Center of Excellence in Environmental & Oceanographic Sciences

Overview

The hands of two people holding research vials

The University of South Florida is seeking support from the Florida Legislature and the local community to advance a bold new plan for an interdisciplinary center of excellence that will harness the collective power of colleges and departments from throughout the university to address the existential challenges created by climate change, including sea level rise, high tide flooding events and other coastal hazards.

The center will be located on USF’s St. Petersburg campus and will build on the world-class reputation of the College of Marine Science. It will bring a variety of new undergraduate and graduate programs to the St. Petersburg campus and is envisioned as a national destination for students and researchers studying issues related to the environment, oceanography and sustainability.

“What this innovative, groundbreaking center of excellence will achieve can be summed up in a single word – impact,” USF President Rhea Law said. “It will make an enormous difference for our students, our faculty and our community, and is poised to make waves both nationally and internationally.”


Environmental & Oceanographic Sciences Research & Teaching Facility

At the heart of the plan is a proposed new building, called the Environmental & Oceanographic Sciences Research & Teaching Facility. The $80-million project would provide state-of-the-art research and instructional space for both graduate and undergraduate students from the colleges of Marine Science, Arts and Sciences, and Engineering.

Two people doing research on a boat

The facility will also house the Florida Flood Hub for Applied Research and Innovation, which was proposed by Florida House Speaker Chris Sprowls and approved by the legislature in 2020. The Flood Hub will establish a home base of expertise in coastal resiliency that will serve the entire state of Florida, with scalable impact for other coastal communities nationwide.

The building would serve as a hub for researchers studying the effects of sea level rise, high-tide flooding events and other environmental issues in ways that are accessible to policymakers, planners, elected officials and the general public. In addition, a new data visualization center is envisioned to provide information that improves forecasting models, helps identify flooding hazards, and assesses their economic impact.

USF is seeking public education capital outlay (PECO) funds during the upcoming Florida legislative session to start immediate construction on the building. The total cost of the project is estimated at $80.3 million. Of that total, $60.3 million will come from the state and $20 million will come from USF, as recommended by the Florida Board of Governors.


“Our vision is to build upon St. Petersburg’s reputation as a vibrant cultural center of thought leadership, businesses, STEM, and the arts and become a global destination on the leading edge of the blue-green economy.”
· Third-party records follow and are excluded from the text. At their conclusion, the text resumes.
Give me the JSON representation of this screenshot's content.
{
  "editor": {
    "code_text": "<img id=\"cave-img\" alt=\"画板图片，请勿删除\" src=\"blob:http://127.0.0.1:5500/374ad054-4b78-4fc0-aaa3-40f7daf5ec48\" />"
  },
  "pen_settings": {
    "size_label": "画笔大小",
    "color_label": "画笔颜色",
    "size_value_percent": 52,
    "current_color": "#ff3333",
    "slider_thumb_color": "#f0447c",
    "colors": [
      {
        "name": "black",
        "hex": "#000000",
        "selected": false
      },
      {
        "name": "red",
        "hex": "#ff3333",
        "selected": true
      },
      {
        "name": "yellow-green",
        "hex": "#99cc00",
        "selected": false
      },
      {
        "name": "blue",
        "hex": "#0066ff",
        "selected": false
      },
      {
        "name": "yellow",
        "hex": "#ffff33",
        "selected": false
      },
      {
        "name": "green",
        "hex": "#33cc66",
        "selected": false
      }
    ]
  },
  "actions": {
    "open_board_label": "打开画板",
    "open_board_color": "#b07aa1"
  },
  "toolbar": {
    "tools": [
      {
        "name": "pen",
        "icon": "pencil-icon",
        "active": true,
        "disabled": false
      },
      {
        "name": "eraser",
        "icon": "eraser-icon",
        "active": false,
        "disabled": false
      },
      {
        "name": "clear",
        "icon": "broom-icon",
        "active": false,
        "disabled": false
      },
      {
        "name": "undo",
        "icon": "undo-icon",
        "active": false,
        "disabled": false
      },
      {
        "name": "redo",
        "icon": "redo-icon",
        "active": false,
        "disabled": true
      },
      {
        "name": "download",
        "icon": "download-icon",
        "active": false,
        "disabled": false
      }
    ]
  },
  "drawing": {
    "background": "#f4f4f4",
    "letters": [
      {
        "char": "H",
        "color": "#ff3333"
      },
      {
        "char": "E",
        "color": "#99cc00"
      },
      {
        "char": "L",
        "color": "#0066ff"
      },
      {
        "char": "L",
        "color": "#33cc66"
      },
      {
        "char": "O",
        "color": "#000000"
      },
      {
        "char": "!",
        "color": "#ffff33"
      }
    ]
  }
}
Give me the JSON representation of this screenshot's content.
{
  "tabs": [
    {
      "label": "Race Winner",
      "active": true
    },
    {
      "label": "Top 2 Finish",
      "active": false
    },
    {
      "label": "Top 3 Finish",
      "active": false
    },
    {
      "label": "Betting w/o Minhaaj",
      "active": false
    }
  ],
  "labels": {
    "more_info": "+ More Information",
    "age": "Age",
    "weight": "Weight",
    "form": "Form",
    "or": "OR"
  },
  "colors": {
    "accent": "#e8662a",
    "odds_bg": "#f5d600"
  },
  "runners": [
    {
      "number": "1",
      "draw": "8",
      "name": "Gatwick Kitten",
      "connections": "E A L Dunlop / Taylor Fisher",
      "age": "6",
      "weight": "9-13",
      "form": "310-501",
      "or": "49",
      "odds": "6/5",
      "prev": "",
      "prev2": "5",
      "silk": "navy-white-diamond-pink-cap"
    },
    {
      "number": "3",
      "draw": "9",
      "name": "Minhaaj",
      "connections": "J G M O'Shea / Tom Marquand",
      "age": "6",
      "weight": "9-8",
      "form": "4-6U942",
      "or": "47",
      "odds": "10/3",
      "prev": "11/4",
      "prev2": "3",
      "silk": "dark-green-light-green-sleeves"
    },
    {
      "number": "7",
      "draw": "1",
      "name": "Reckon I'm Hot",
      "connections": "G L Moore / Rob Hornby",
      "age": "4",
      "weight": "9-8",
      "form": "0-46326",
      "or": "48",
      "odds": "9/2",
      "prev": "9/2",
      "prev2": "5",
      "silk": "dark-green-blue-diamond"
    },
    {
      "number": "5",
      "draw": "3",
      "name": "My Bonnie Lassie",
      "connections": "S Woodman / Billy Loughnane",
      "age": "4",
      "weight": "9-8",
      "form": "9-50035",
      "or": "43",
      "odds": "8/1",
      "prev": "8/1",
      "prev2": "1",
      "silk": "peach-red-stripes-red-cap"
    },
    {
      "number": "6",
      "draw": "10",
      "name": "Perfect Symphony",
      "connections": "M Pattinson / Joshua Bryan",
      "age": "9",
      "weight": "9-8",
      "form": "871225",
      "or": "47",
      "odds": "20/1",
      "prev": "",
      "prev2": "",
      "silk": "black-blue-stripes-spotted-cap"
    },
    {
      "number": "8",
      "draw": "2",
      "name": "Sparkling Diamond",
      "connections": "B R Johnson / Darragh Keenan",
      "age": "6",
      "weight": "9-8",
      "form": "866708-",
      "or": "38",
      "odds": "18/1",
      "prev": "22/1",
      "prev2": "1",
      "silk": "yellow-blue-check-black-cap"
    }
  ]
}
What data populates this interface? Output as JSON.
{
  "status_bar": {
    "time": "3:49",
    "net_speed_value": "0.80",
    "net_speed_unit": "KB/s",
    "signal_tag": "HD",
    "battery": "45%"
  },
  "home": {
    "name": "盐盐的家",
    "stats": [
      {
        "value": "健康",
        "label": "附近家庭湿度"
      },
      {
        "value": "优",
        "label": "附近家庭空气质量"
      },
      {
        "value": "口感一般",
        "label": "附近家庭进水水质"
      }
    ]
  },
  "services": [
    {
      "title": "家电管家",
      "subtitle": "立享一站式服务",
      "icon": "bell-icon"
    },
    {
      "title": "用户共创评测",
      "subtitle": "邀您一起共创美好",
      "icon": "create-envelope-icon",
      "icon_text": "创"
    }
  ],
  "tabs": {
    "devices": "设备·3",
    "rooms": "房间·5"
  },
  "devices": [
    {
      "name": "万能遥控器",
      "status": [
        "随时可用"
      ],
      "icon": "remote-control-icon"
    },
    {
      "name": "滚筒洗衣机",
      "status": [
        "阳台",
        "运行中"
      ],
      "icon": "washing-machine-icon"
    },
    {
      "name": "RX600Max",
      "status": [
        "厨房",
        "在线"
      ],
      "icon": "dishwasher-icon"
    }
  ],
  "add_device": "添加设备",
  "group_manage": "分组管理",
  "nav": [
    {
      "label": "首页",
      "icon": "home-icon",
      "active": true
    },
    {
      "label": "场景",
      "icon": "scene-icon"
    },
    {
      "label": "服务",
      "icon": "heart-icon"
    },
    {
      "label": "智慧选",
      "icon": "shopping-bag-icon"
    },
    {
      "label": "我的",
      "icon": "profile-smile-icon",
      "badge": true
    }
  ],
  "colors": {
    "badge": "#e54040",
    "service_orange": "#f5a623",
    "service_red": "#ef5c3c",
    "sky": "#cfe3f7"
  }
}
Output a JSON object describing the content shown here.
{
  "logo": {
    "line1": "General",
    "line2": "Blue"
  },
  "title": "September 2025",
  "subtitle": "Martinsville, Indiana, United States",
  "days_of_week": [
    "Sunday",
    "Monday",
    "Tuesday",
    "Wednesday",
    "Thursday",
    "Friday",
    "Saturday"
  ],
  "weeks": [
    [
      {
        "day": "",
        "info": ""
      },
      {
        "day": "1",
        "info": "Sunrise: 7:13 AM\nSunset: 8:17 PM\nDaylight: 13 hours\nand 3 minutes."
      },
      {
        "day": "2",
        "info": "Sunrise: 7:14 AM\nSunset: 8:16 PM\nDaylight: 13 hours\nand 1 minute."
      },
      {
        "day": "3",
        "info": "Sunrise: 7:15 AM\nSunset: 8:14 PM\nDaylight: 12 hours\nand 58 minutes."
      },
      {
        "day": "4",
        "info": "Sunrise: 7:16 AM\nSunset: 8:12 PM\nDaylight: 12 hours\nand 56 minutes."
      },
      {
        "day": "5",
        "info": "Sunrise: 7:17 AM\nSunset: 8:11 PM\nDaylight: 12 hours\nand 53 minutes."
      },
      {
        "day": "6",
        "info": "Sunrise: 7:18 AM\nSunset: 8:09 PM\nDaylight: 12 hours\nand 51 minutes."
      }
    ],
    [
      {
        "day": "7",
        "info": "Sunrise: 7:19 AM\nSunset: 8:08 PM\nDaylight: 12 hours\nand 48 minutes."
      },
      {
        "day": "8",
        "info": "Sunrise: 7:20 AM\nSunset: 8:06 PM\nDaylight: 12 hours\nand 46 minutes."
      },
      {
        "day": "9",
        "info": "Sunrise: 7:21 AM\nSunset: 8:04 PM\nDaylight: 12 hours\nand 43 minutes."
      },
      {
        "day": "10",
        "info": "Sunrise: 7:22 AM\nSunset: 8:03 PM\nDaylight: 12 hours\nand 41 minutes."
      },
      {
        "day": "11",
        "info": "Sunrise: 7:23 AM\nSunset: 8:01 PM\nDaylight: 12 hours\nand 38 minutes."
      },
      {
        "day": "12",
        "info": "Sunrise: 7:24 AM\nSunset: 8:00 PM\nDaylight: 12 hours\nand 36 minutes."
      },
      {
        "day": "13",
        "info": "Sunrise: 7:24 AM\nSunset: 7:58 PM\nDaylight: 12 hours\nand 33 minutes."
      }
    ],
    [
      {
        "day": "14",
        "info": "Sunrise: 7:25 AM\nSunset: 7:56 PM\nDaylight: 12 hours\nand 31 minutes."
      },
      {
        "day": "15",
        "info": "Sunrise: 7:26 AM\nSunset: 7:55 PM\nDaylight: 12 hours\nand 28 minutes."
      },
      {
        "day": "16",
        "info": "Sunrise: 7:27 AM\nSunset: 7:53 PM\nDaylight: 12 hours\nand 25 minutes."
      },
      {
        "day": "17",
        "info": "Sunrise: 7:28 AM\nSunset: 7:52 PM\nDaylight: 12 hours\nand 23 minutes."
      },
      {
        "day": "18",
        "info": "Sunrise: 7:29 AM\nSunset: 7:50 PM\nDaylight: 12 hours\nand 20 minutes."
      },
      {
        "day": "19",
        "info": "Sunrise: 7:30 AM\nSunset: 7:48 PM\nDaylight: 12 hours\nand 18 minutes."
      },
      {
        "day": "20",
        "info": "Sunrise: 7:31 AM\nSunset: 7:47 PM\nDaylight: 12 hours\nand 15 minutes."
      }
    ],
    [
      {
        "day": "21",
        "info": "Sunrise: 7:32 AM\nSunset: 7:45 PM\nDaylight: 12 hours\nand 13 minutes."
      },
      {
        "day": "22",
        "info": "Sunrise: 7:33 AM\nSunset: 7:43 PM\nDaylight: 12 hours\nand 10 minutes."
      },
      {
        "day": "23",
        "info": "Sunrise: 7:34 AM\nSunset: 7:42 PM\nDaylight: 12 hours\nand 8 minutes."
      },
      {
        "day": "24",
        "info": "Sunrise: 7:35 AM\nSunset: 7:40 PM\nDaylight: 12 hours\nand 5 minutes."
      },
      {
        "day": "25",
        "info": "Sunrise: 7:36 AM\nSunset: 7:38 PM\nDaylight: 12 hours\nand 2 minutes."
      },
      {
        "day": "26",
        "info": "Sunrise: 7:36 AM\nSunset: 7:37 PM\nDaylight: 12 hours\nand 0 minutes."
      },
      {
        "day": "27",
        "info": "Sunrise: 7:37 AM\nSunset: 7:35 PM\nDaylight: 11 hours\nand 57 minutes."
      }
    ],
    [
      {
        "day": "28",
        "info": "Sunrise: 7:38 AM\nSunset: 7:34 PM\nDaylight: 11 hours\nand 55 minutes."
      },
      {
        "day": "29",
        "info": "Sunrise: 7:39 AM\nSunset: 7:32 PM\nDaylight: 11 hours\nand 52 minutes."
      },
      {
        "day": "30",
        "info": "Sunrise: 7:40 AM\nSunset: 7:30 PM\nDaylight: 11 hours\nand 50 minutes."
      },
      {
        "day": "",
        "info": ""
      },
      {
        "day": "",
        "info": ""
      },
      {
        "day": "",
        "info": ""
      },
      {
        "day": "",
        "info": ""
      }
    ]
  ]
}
Dr. Martin Tadlock, former Regional Chancellor, USF. St. Petersburg campus

“The building is the springboard we need to launch a constellation of cross-cutting programs that empower USF to face today’s grand challenges with innovation, dialogue, and resiliency.”

Dr. Thomas Frazer, Dean, USF College of Marine Science


rendering of the EOS

Fast Facts

The center will provide:

  • The opportunity to launch an array of new interdisciplinary baccalaureate, master’s and doctoral programs
  • The ability to recruit excellent students and world-class professors
  • A national destination for researchers and students focused on the blue/green issues and economy
  • Strategic investments by USF and the state of Florida in areas of global and national importance, such as coastal resilience, that will serve the state of Florida and beyond
  • A globally recognized center that will be of service to the St. Petersburg business and residential communities through engagement and outreach

Funds will be used to:

  • Demolish the northwest wing of the Marine Science Complex
  • Replace wing with a new four-story addition
  • Remodel remainder of the 80-year-old Marine Science Complex to accommodate research labs, teaching labs, and classrooms for graduate and undergraduate programming